In a real network, most of the resources are attracted in for free. This may sound bizarre. But in fact you know a lot already of how to do this. You just have not applied these principles to your own operations yet.

Look at Visa or Interac. If we use a real network, we can find ways of scaling that breaks this connection between structural costs and assets. In a real network, the resources and revenues scale exponentially while direct costs scale at a modest linear rate. Nearly all the value in a network is not on any members balance sheet. As the total network value scales, so each member gets more value.

We can see this in staffing. Back in 1995 Visa had 3,000 employees and B of A had a 100,000. Visa did a vast multiple of transactions to B of A. B of A now has 300,000 employees and is laying off 30,000 in a vain attempt to get its costs in line with its revenues.

The Twists – Alignment and Ownership – The natural model for banking is one that is aligned with its customers. Customers will be many tiny nodes aggregated into networks.  This is the new market.

So if the real new economy is based on this – then so must banking be the same.

It must itself be a fractal mirror of this. It too must be made up of small local nodes that are similar in scale to the nodes of the networks where the power lies in the future.

It has to have officers who can have legitimate personal and holistic relationships with those that they serve. It has to be also part of networks that give it scale and power.

It’s work will be to amplify the health of its artisanal customers and the networks that they depend on to have their best potential realized.

They will be Group Facilitators. Where it is possible to have exponential returns. Where we find a new way of creating high returns but also keep improving the quality of the portfolio.(More on Group Forming here)

So how would all of this apply to Credit Unions today?

The good news for Credit Unions is that their ownership is aligned with their customers already. This is a barrier to the future that the traditional banks canot cross. It is a barrier that will hurt them deeply in the future as the new model becomes more the norm.

The challenge for Credit Unions is that their operational culture and their model for scale is embedded in the Ford Industrial Model as it is with the Banks.

So learning how to be the kind of bankers that fit the new world will be much harder than simply an intellectual exercise. Knowing the new rules will not be enough. We have to see a model and we have to set up a series of experiences that will take us step by step to that model.

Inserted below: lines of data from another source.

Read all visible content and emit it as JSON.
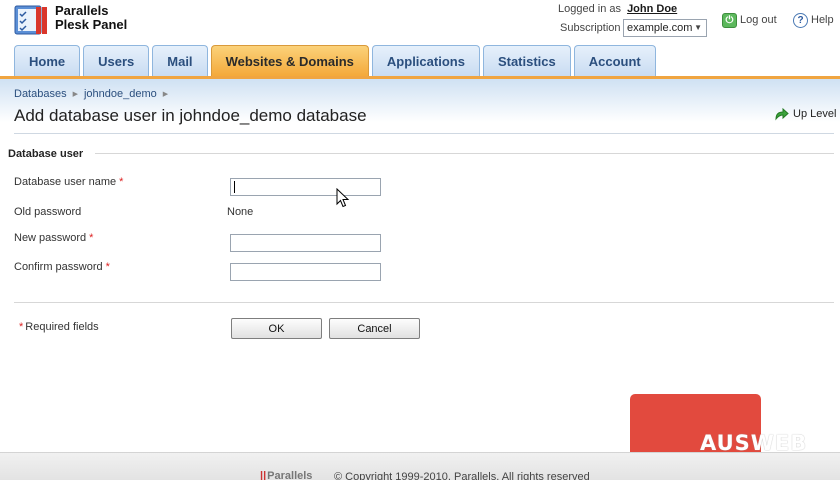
{
  "header": {
    "brand_line1": "Parallels",
    "brand_line2": "Plesk Panel",
    "logged_in_label": "Logged in as",
    "user_name": "John Doe",
    "subscription_label": "Subscription",
    "subscription_value": "example.com",
    "logout_label": "Log out",
    "help_label": "Help"
  },
  "tabs": [
    {
      "label": "Home",
      "active": false
    },
    {
      "label": "Users",
      "active": false
    },
    {
      "label": "Mail",
      "active": false
    },
    {
      "label": "Websites & Domains",
      "active": true
    },
    {
      "label": "Applications",
      "active": false
    },
    {
      "label": "Statistics",
      "active": false
    },
    {
      "label": "Account",
      "active": false
    }
  ],
  "breadcrumbs": [
    "Databases",
    "johndoe_demo"
  ],
  "page": {
    "title": "Add database user in johndoe_demo database",
    "up_level": "Up Level"
  },
  "form": {
    "section_title": "Database user",
    "fields": {
      "db_user_name": {
        "label": "Database user name",
        "required": true,
        "value": ""
      },
      "old_password": {
        "label": "Old password",
        "value": "None"
      },
      "new_password": {
        "label": "New password",
        "required": true,
        "value": ""
      },
      "confirm_password": {
        "label": "Confirm password",
        "required": true,
        "value": ""
      }
    },
    "required_note": "Required fields",
    "required_star": "*",
    "ok_label": "OK",
    "cancel_label": "Cancel"
  },
  "footer": {
    "logo_text": "Parallels",
    "copyright": "© Copyright 1999-2010, Parallels. All rights reserved"
  },
  "watermark": {
    "text": "AUSWEB"
  },
  "colors": {
    "active_tab": "#f4a93a",
    "tab": "#c9dcf2",
    "required_star": "#dd2222",
    "watermark": "#e24a3e"
  }
}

In the next post we will explore the model. And in the final post we will examine a case study of how a leader in this change made the shift in its practices and organization. For there is nothing more difficult to do than to change you operating culture. And that is what is required.